*What this task involves:*
Where in the listing does the word "answer" appear? Report each line that holds it.

*Exercise inputs:*
----
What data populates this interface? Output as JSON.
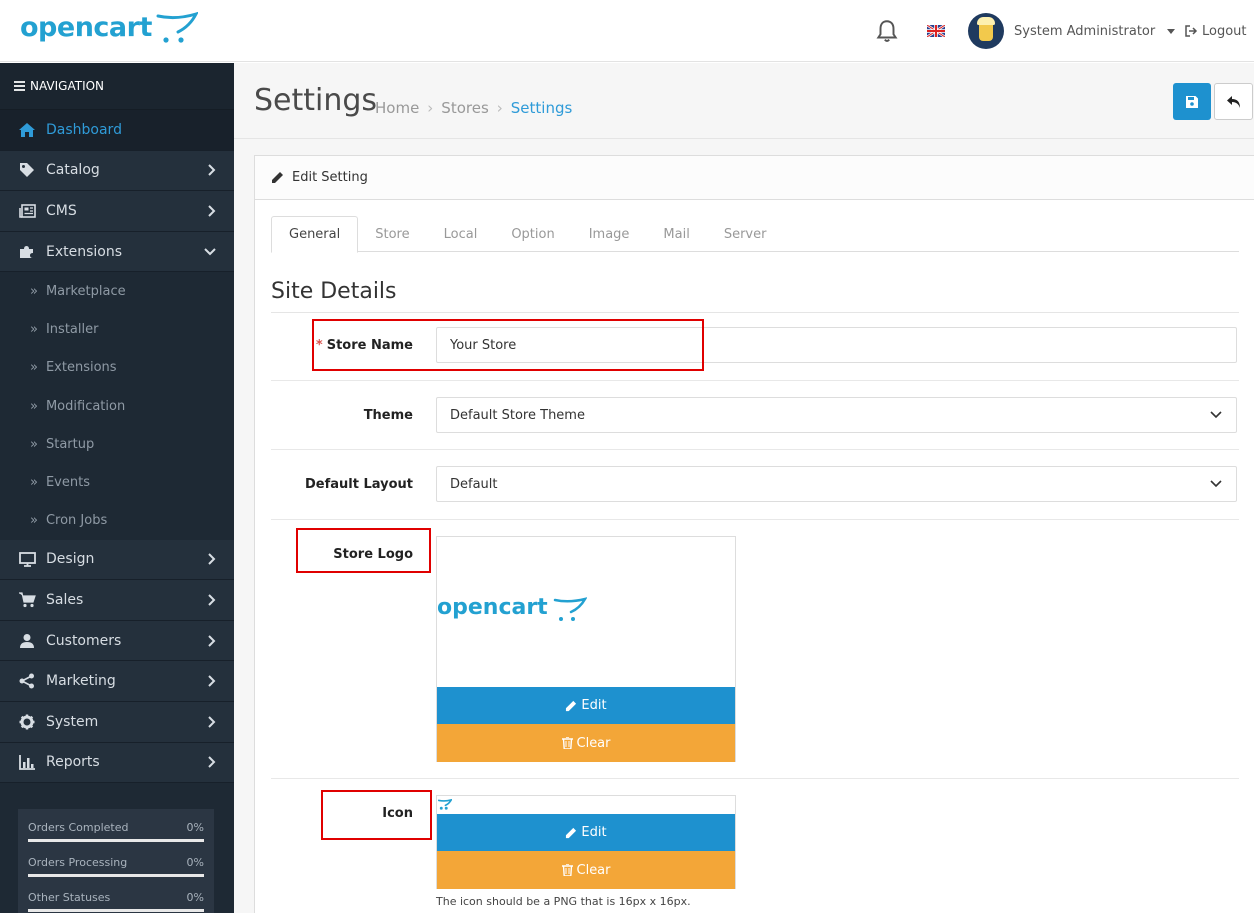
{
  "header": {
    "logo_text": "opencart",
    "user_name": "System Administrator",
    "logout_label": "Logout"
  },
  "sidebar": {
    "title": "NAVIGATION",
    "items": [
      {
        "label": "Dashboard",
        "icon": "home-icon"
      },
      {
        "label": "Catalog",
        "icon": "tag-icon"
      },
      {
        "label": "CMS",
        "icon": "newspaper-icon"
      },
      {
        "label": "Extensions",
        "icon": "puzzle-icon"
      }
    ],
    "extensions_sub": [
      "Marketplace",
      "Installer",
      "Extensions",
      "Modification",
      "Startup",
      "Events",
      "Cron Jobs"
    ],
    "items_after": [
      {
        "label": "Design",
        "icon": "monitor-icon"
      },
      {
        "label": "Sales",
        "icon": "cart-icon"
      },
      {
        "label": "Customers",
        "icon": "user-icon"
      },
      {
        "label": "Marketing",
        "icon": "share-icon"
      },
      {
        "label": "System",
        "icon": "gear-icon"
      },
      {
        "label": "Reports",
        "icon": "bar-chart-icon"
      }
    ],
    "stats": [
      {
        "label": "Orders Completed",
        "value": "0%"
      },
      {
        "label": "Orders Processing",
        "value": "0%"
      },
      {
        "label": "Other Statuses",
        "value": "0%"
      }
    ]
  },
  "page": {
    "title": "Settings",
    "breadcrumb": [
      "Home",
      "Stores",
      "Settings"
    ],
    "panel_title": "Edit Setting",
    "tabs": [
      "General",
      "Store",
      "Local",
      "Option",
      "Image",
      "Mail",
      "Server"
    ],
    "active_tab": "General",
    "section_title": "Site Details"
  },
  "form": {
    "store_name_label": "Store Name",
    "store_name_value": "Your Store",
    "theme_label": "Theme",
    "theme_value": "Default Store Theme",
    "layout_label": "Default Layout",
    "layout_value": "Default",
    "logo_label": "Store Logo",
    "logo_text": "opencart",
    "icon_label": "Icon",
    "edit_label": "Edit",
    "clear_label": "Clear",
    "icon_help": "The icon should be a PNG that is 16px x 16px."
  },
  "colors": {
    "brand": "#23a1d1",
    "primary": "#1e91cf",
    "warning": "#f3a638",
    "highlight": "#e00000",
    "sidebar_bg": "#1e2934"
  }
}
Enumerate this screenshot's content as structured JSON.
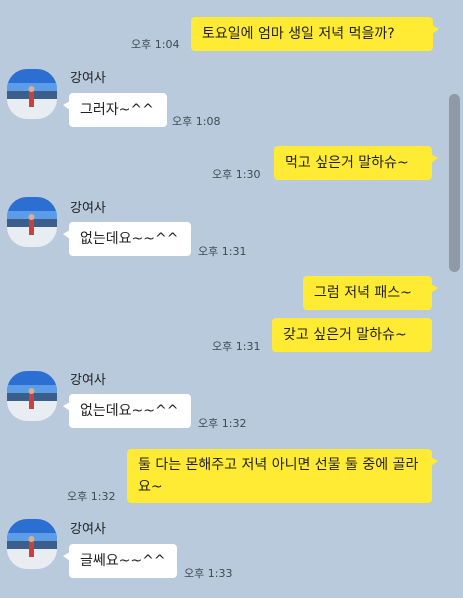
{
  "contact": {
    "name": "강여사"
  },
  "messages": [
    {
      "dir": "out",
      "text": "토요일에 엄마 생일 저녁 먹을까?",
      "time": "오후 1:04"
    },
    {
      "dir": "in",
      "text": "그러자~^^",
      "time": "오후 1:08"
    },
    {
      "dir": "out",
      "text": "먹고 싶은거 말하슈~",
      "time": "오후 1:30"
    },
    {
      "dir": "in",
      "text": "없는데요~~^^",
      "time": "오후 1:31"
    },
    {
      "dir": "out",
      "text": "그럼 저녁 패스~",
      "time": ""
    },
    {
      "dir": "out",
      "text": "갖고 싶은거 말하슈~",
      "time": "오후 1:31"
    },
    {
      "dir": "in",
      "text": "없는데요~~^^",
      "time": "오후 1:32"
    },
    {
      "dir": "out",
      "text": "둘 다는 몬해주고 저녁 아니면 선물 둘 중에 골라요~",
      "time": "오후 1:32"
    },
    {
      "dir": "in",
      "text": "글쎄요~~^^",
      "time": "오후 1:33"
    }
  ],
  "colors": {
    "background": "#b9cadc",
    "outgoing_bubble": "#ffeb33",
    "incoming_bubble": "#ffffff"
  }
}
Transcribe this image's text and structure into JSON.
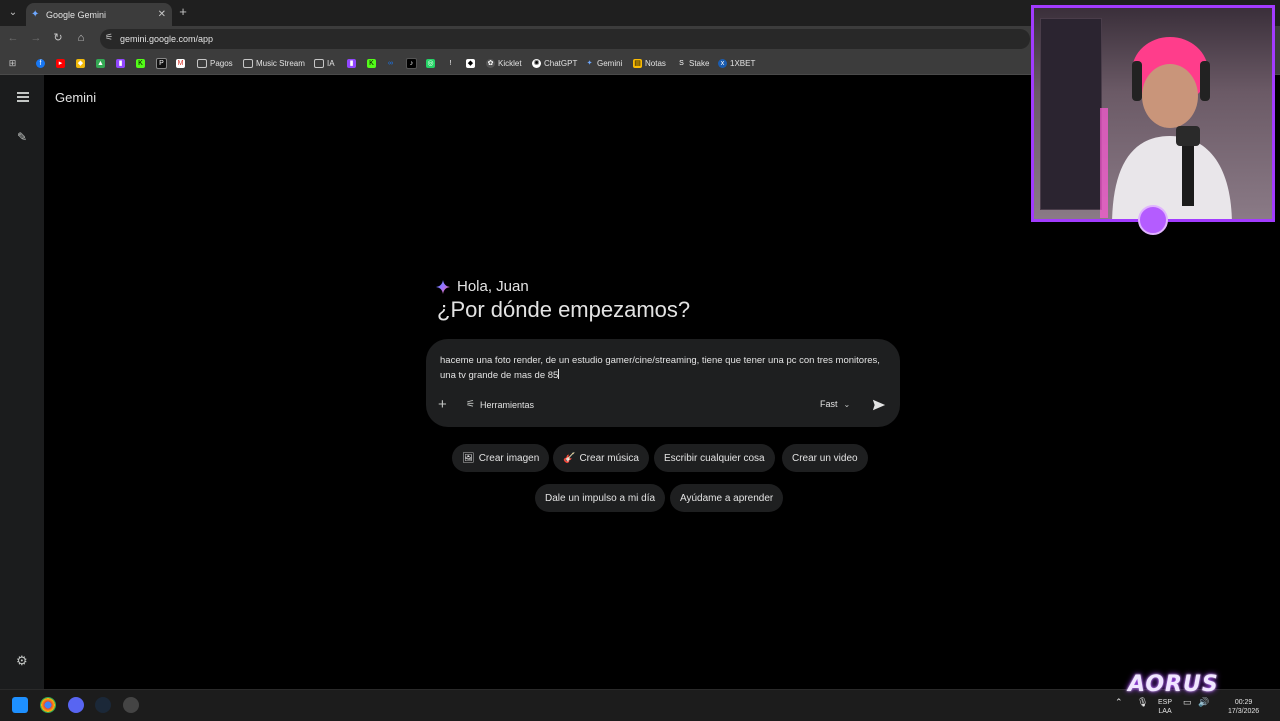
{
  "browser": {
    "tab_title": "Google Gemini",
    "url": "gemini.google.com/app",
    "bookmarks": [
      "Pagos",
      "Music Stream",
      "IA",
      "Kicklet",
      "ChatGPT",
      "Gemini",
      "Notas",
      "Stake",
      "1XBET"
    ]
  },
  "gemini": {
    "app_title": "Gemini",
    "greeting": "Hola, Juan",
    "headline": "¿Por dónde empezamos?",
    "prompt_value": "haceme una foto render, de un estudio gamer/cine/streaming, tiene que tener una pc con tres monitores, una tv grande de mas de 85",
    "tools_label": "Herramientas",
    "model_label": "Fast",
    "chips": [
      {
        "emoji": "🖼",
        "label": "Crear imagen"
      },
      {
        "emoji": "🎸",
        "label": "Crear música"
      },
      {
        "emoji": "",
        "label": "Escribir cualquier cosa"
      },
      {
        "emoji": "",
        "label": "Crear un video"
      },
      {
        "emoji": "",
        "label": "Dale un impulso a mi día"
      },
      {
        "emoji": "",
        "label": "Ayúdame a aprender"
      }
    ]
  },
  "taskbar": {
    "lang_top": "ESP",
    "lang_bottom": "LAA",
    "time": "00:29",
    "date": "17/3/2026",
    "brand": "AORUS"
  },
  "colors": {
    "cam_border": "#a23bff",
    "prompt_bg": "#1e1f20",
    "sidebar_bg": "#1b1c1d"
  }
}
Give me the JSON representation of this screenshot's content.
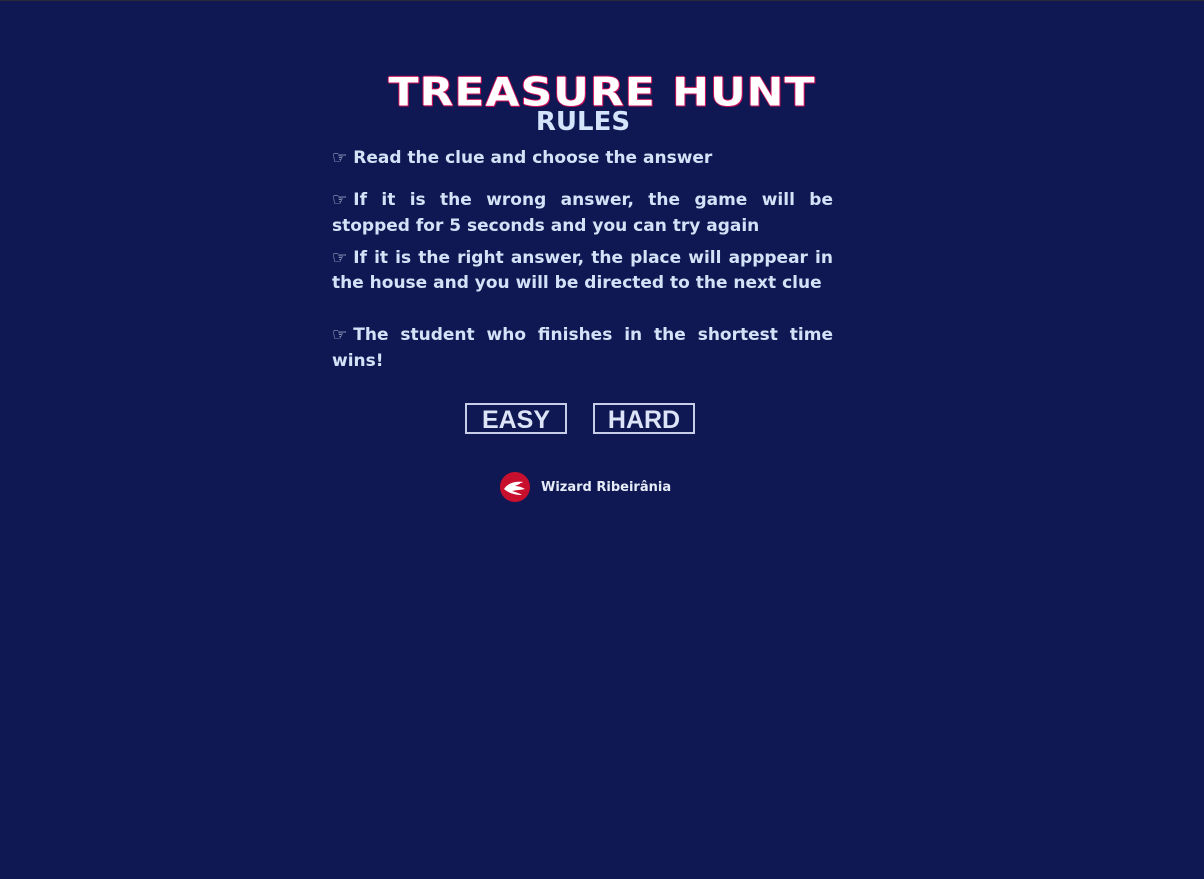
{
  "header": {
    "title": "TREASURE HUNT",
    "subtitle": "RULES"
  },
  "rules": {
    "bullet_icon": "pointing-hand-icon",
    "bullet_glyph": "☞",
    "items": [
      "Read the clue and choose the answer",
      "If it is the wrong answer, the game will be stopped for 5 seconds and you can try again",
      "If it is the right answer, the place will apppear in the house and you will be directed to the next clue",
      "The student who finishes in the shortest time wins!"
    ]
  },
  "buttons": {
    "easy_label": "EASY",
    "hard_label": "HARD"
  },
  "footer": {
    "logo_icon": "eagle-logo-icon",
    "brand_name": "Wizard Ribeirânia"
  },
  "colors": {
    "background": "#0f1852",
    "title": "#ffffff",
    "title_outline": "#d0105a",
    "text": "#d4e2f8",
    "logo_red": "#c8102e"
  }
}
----
*Response area:*
      "Read the clue and choose the answer",
      "If it is the wrong answer, the game will be stopped for 5 seconds and you can try again",
      "If it is the right answer, the place will apppear in the house and you will be directed to the next clue",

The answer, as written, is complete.